Monday, April 22, 2013
April 22, 2013: Reading Du Bois, Part One
[I’ve written a good deal in this space on W.E.B. Du Bois, but I’ve got yet another reason to keep doing so—this fall I’ll be teaching a Major Author course on Du Bois! So this week I’ll be sharing a handful of the many amazing works that make Du Bois such an impressive American author and voice, leading up to a special guest post this weekend.]
On the one Du Bois book that all Americans should read.
I never quite got around to making my own nomination for the National Big Read, perhaps because I have so many books that I’d really love to ask all Americans to read: such as The Marrow of Tradition, Ceremony, and The Namesake, to name only three of the chief contenders. I’d gladly make the case for any and all of those novels, but it’s also possible to argue that for such a shared book it might make more sense to go with non-fiction: with a compelling personal narrative of significant American experiences, or a convincing sociological engagement with complex communal issues, or an inspiring philosophical call for national unity and progress. And it just so happens that W.E.B. Du Bois, at the youthful (I hope!) age of 35, published a book that was all those things and a great deal more: The Souls of Black Folk (1903).

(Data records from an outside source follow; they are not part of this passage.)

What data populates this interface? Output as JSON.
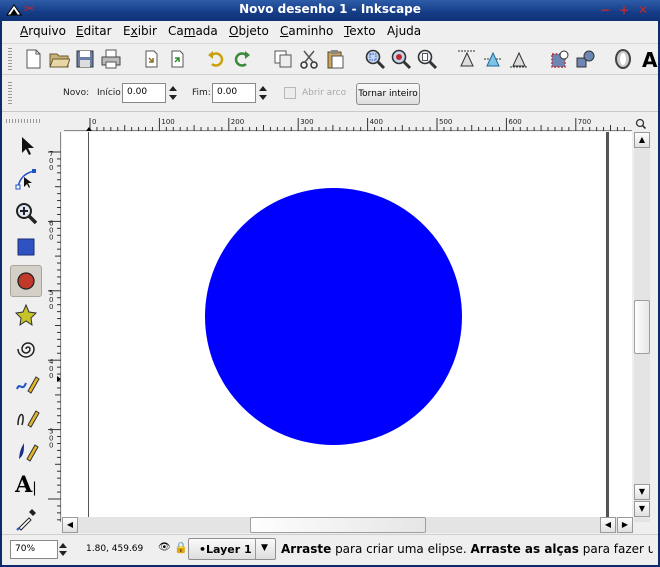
{
  "window": {
    "title": "Novo desenho 1 - Inkscape"
  },
  "menus": [
    "Arquivo",
    "Editar",
    "Exibir",
    "Camada",
    "Objeto",
    "Caminho",
    "Texto",
    "Ajuda"
  ],
  "menu_underline": [
    "A",
    "E",
    "x",
    "m",
    "O",
    "C",
    "T",
    "j"
  ],
  "toolbar_icons": [
    "new-document-icon",
    "open-folder-icon",
    "save-icon",
    "print-icon",
    "import-icon",
    "export-icon",
    "undo-icon",
    "redo-icon",
    "duplicate-icon",
    "cut-icon",
    "paste-icon",
    "zoom-selection-icon",
    "zoom-drawing-icon",
    "zoom-page-icon",
    "align-top-icon",
    "align-center-icon",
    "align-bottom-icon",
    "fill-stroke-icon",
    "xml-editor-icon",
    "preferences-icon"
  ],
  "tool_controls": {
    "new_label": "Novo:",
    "start_label": "Início:",
    "start_value": "0.00",
    "end_label": "Fim:",
    "end_value": "0.00",
    "open_arc_label": "Abrir arco",
    "make_whole_label": "Tornar inteiro"
  },
  "tools": [
    "selector-icon",
    "node-editor-icon",
    "zoom-tool-icon",
    "rectangle-tool-icon",
    "ellipse-tool-icon",
    "star-tool-icon",
    "spiral-tool-icon",
    "pencil-tool-icon",
    "pen-tool-icon",
    "calligraphy-tool-icon",
    "text-tool-icon",
    "dropper-tool-icon"
  ],
  "active_tool": "ellipse-tool-icon",
  "ruler": {
    "h_ticks": [
      "0",
      "100",
      "200",
      "300",
      "400",
      "500",
      "600",
      "700"
    ],
    "v_ticks": [
      "700",
      "600",
      "500",
      "400",
      "300"
    ]
  },
  "canvas": {
    "ellipse_fill": "#0000ff",
    "page_color": "#ffffff"
  },
  "status": {
    "zoom": "70%",
    "coords": "1.80, 459.69",
    "layer": "•Layer 1",
    "msg_b1": "Arraste",
    "msg_t1": " para criar uma elipse. ",
    "msg_b2": "Arraste as alças",
    "msg_t2": " para fazer um a"
  },
  "colors": {
    "title_bar": "#1c4590",
    "accent_red": "#c0292b"
  }
}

In two of the three posts cited in my intro blurb above I referenced “Of the Training of Black Men,” and certainly that individual chapter represents the whole of Souls, and its ability to move between those different genres and styles (along with other historical and cultural ones), very effectively. It also illustrates two of the other striking formal elements to Du Bois’s work in the book—his use of epigraphs and allusions from the full (available) range of world history, literature, philosophy, mythology, and religion, to put his voice and book in conversation with everyone and everything else (and demonstrate just why Shakespeare does not wince when Du Bois sits with him); and his inclusion of a bit of musical notation at the start of each chapter, notes and melodies drawn from the “sorrow songs” (the African American and slave spirituals) about which he writes eloquently in the book’s concluding chapter. These two intertextual elements exemplify the book’s unique combination of breadth and depth, its coupling of a world-wide reach with an incredibly nuanced depiction of its titular American community.

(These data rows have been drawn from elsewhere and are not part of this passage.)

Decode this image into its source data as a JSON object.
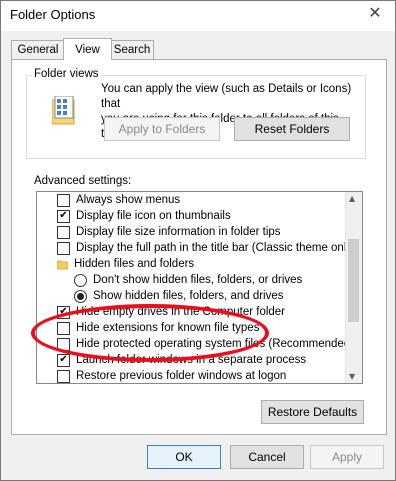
{
  "window": {
    "title": "Folder Options",
    "close_glyph": "✕"
  },
  "tabs": [
    {
      "label": "General"
    },
    {
      "label": "View"
    },
    {
      "label": "Search"
    }
  ],
  "folder_views": {
    "group_label": "Folder views",
    "description_line1": "You can apply the view (such as Details or Icons) that",
    "description_line2": "you are using for this folder to all folders of this type.",
    "apply_button": "Apply to Folders",
    "reset_button": "Reset Folders",
    "icon": "folder-view-icon"
  },
  "advanced": {
    "label": "Advanced settings:",
    "items": [
      {
        "type": "checkbox",
        "checked": false,
        "label": "Always show menus"
      },
      {
        "type": "checkbox",
        "checked": true,
        "label": "Display file icon on thumbnails"
      },
      {
        "type": "checkbox",
        "checked": false,
        "label": "Display file size information in folder tips"
      },
      {
        "type": "checkbox",
        "checked": false,
        "label": "Display the full path in the title bar (Classic theme only)"
      },
      {
        "type": "folder",
        "label": "Hidden files and folders"
      },
      {
        "type": "radio",
        "checked": false,
        "label": "Don't show hidden files, folders, or drives"
      },
      {
        "type": "radio",
        "checked": true,
        "label": "Show hidden files, folders, and drives"
      },
      {
        "type": "checkbox",
        "checked": true,
        "label": "Hide empty drives in the Computer folder"
      },
      {
        "type": "checkbox",
        "checked": false,
        "label": "Hide extensions for known file types"
      },
      {
        "type": "checkbox",
        "checked": false,
        "label": "Hide protected operating system files (Recommended)"
      },
      {
        "type": "checkbox",
        "checked": true,
        "label": "Launch folder windows in a separate process"
      },
      {
        "type": "checkbox",
        "checked": false,
        "label": "Restore previous folder windows at logon"
      }
    ],
    "restore_defaults": "Restore Defaults"
  },
  "footer": {
    "ok": "OK",
    "cancel": "Cancel",
    "apply": "Apply"
  },
  "colors": {
    "annotation": "#e8101e",
    "focus_border": "#3c7fb1"
  }
}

In many ways, I’d say that it’s precisely that combination of depth and breadth that defines Du Bois’s greatness. On the one hand, he spent much of his near-century of life writing, thinking, and working unceasingly in response to one specific (if also sweeping and vital) issue: “the problem of the color-line,” as he put it at the outset of Souls. Yet on the other hand, to read Du Bois is to find serious and significant engagement with, it seems, every meaningful historical, cultural, and human question of his era, and many of ours as well. And Souls achieves that balance remarkably well: the book is sophisticated enough in its specific analyses to be considered one of the earliest works of American sociology; yet it’s sweeping enough in its philosophical, personal, literary, and artistic elements and achievements that I’d nominate it for a National Big Read text with no hesitation. What if the Great American Novel isn’t a novel at all, but a genre-busting book by one of our most inspiring icons?
Next Du Bois readings tomorrow,
PS. What do you think?